Senator McConnell said that they have reached an agreement on all of the tax related issues. However, the sequestration cuts which represent over $100 billion in across the board cuts, divided evenly between defense (Pentagon) related and entitlement cuts, are still being worked out and have not been finalized.
Earlier today in Washington D.C. President Obama spoke optimistically about the chances for getting a fiscal deal worked out in the near future.
“There are still issues left to resolve, but we are hopeful Congress can get it done,” Obama said.
Both parties in the senate have worked out a fiscal agreement over raising income tax rates for individuals making more than $400,000 a year and households making more than $450,000 a year, a higher level than the $200,000 and $250,000 threshold that President Obama campaigned with during the presidential campaign.
President Barack Obama is expected to raise $600 billion in revenue over the next 10 years with these new tax hikes.

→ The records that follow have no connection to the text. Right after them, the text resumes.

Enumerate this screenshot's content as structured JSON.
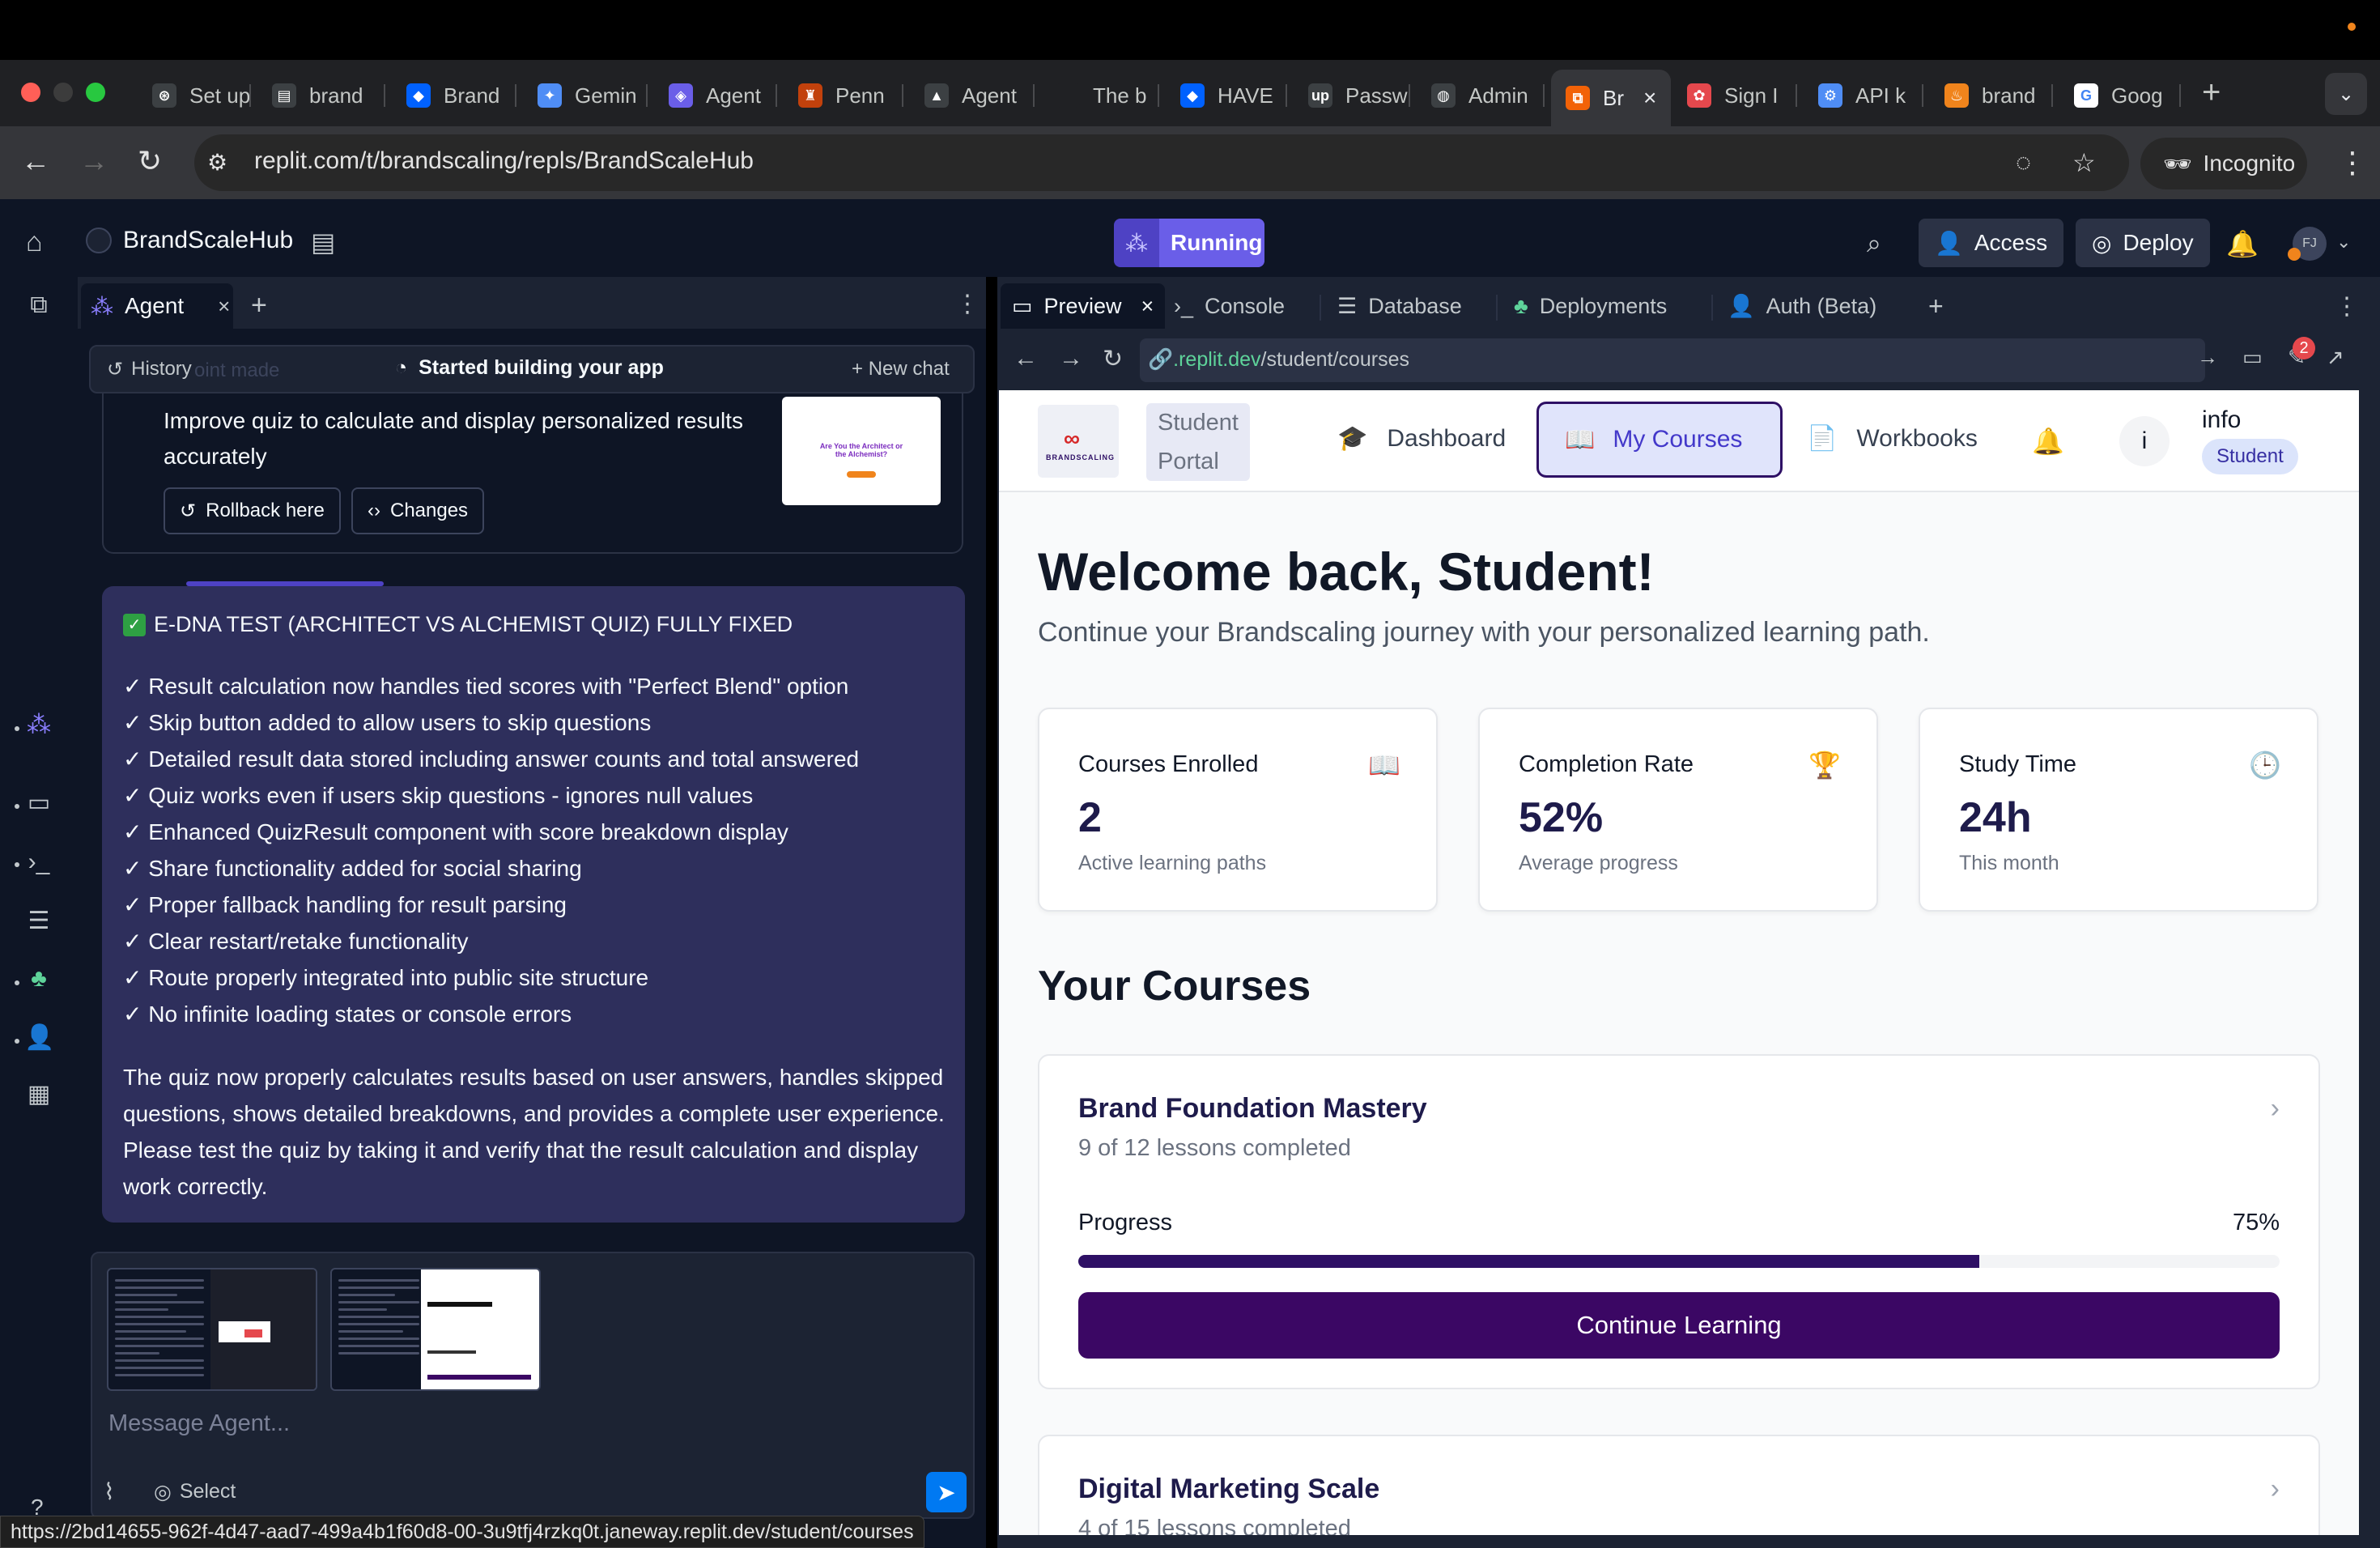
{
  "browser": {
    "tabs": [
      {
        "label": "Set up",
        "favicon": "openai-icon",
        "color": "#3c4043"
      },
      {
        "label": "brand",
        "favicon": "doc-icon",
        "color": "#3c4043"
      },
      {
        "label": "Brand",
        "favicon": "dropbox-icon",
        "color": "#0061fe"
      },
      {
        "label": "Gemin",
        "favicon": "gemini-icon",
        "color": "#4f8df5"
      },
      {
        "label": "Agent",
        "favicon": "agent-icon",
        "color": "#6a5ee8"
      },
      {
        "label": "Penn",
        "favicon": "penn-icon",
        "color": "#c2410c"
      },
      {
        "label": "Agent",
        "favicon": "triangle-icon",
        "color": "#3c4043"
      },
      {
        "label": "The b",
        "favicon": "blank-icon",
        "color": "#202124"
      },
      {
        "label": "HAVE",
        "favicon": "dropbox-icon",
        "color": "#0061fe"
      },
      {
        "label": "Passw",
        "favicon": "upwork-icon",
        "color": "#3c4043"
      },
      {
        "label": "Admin",
        "favicon": "globe-icon",
        "color": "#3c4043"
      },
      {
        "label": "Br",
        "favicon": "replit-icon",
        "color": "#f26207"
      },
      {
        "label": "Sign I",
        "favicon": "sign-icon",
        "color": "#e5484d"
      },
      {
        "label": "API k",
        "favicon": "api-icon",
        "color": "#4f8df5"
      },
      {
        "label": "brand",
        "favicon": "fire-icon",
        "color": "#f0841c"
      },
      {
        "label": "Goog",
        "favicon": "google-icon",
        "color": "#ffffff"
      }
    ],
    "url": "replit.com/t/brandscaling/repls/BrandScaleHub",
    "incognito_label": "Incognito",
    "status_url": "https://2bd14655-962f-4d47-aad7-499a4b1f60d8-00-3u9tfj4rzkq0t.janeway.replit.dev/student/courses"
  },
  "replit": {
    "project_name": "BrandScaleHub",
    "run_status": "Running",
    "access_label": "Access",
    "deploy_label": "Deploy",
    "avatar_initials": "FJ"
  },
  "agent": {
    "tab_label": "Agent",
    "history_label": "History",
    "history_ghost": "oint made",
    "started_label": "Started building your app",
    "new_chat_label": "New chat",
    "checkpoint_text": "Improve quiz to calculate and display personalized results accurately",
    "rollback_label": "Rollback here",
    "changes_label": "Changes",
    "thumb_title": "Are You the Architect or the Alchemist?",
    "message_title": "E-DNA TEST (ARCHITECT VS ALCHEMIST QUIZ) FULLY FIXED",
    "message_items": [
      "✓ Result calculation now handles tied scores with \"Perfect Blend\" option",
      "✓ Skip button added to allow users to skip questions",
      "✓ Detailed result data stored including answer counts and total answered",
      "✓ Quiz works even if users skip questions - ignores null values",
      "✓ Enhanced QuizResult component with score breakdown display",
      "✓ Share functionality added for social sharing",
      "✓ Proper fallback handling for result parsing",
      "✓ Clear restart/retake functionality",
      "✓ Route properly integrated into public site structure",
      "✓ No infinite loading states or console errors"
    ],
    "message_paragraph": "The quiz now properly calculates results based on user answers, handles skipped questions, shows detailed breakdowns, and provides a complete user experience. Please test the quiz by taking it and verify that the result calculation and display work correctly.",
    "input_placeholder": "Message Agent...",
    "select_label": "Select"
  },
  "preview": {
    "tabs": [
      "Preview",
      "Console",
      "Database",
      "Deployments",
      "Auth (Beta)"
    ],
    "url_host": ".replit.dev",
    "url_path": "/student/courses",
    "notification_count": "2"
  },
  "site": {
    "portal_label": "Student Portal",
    "nav": {
      "dashboard": "Dashboard",
      "my_courses": "My Courses",
      "workbooks": "Workbooks"
    },
    "user": {
      "initial": "i",
      "name": "info",
      "role": "Student"
    },
    "welcome": "Welcome back, Student!",
    "subtitle": "Continue your Brandscaling journey with your personalized learning path.",
    "stats": [
      {
        "title": "Courses Enrolled",
        "value": "2",
        "sub": "Active learning paths",
        "icon": "book-icon"
      },
      {
        "title": "Completion Rate",
        "value": "52%",
        "sub": "Average progress",
        "icon": "trophy-icon"
      },
      {
        "title": "Study Time",
        "value": "24h",
        "sub": "This month",
        "icon": "clock-icon"
      }
    ],
    "section_title": "Your Courses",
    "courses": [
      {
        "title": "Brand Foundation Mastery",
        "sub": "9 of 12 lessons completed",
        "progress_label": "Progress",
        "progress_text": "75%",
        "progress": 0.75,
        "button": "Continue Learning"
      },
      {
        "title": "Digital Marketing Scale",
        "sub": "4 of 15 lessons completed"
      }
    ],
    "logo_text": "BRANDSCALING"
  },
  "colors": {
    "accent": "#2e1065",
    "running": "#6a5ee8",
    "agent_message_bg": "#2e2f5c"
  }
}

For individuals and households facing higher tax rates at the $400,000 and $450,000 levels, it amounts to returning to a Clinton-era tax rate of 39.6 percent versus the 35 percent level that all Americans currently pay as a result of Bush-era tax rates.
It also means that the dividends will be taxed at a higher level of 20 percent, up from 15 percent, the current level for upper income Americans reaching the $400,000 and $450,000 threshold. The estate tax will be at the 40 percent level for Americans, only above the $ 5 million level.
Unemployment insurance is extended through 2013. The 2 percent payroll tax cut won’t be extended which means that 125 million households would see their paychecks shrink in 2013. The payroll tax rate will jump higher from 4.2% to 6.2% on the first $113,700 in earnings. A $50,000 wage earner will see their paycheck drop by $1,000 a year after the payroll tax cut expires.
* Update: Leaders from the House of Representatives just announced that they won’t be voting on a budget deal tonight that came out of the Senate today.